“Finally, all of you, have unity of mind, sympathy, brotherly love, a tender heart, and a humble mind.” (1 Peter 3:8)
Peter just finished advising employees (or the ancient equivalents) on how to conduct themselves with their employers, and wives and husbands on how to conduct themselves in the marriage relationship, so it’s possible “all of you” here means “all of the persons in the previous specified roles.” In other words, if you’re equally yoked in business*and marriage with a believer, both parties are exhorted to be of one mind equally, to have sympathy and brotherly love for each other, to be tender-hearted towards each other, and to be humble of mind in how they view and treat each other.
This is not a picture of submission-dominance at all. This is a picture of different roles and different functions, but equal power and equal respect for one another, working together, lifting each other up mutually, not one person crushing the other under their feet. Any man who tells you to submit to him while he uses you to wipe his feet is being a hypocrite and in trouble with God. Peter warns husbands in particular in verse seven that husbands who don’t treat their wives with the respect due a co-heir in Christ will find their prayers are hindered. So we know how Christians in authority treat the people that they are called to serve (not to oppressively rule over!) is a really serious matter to God.
Unity of mind likewise is often misused by spiritual abusers, who like to claim it gives them the right to be the group mind and to threaten with hell anyone in their “care” who dares to think differently than the spiritual abuser on any topic under the sun. Instead, consider Peter also requires humility, compassion, love from the leader as well as the follower. True godly unity of mind must require open, mutually respectful discourse between all parties and humbly and prayerfully seeking the mind of Christ together.
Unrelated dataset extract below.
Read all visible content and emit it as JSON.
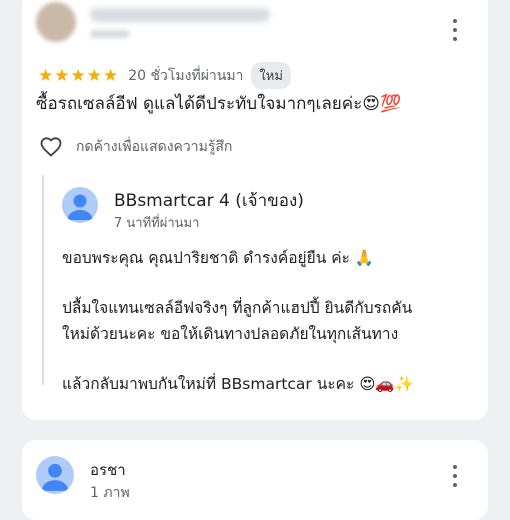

*Peter doesn’t specify instructions specifically to employers, but he does instruct all believers to honor all people, love their fellow Christian, and to live as people who are free rather than as slaves. It apparently did not need spelled out further to him that Christian employers should respect their Christian employees as their brothers in Christ and their fellow servants of God. Instead he focuses on the employees of non-Christian, abusive employers, in a day when you were under contract to work for him until he sold your contract. His advice to do good and endure suffering in oppressive circumstances does not give the spiritually abusive the right to mistreat their fellow believers and turn around and demand their fellow believers endure it without complaint.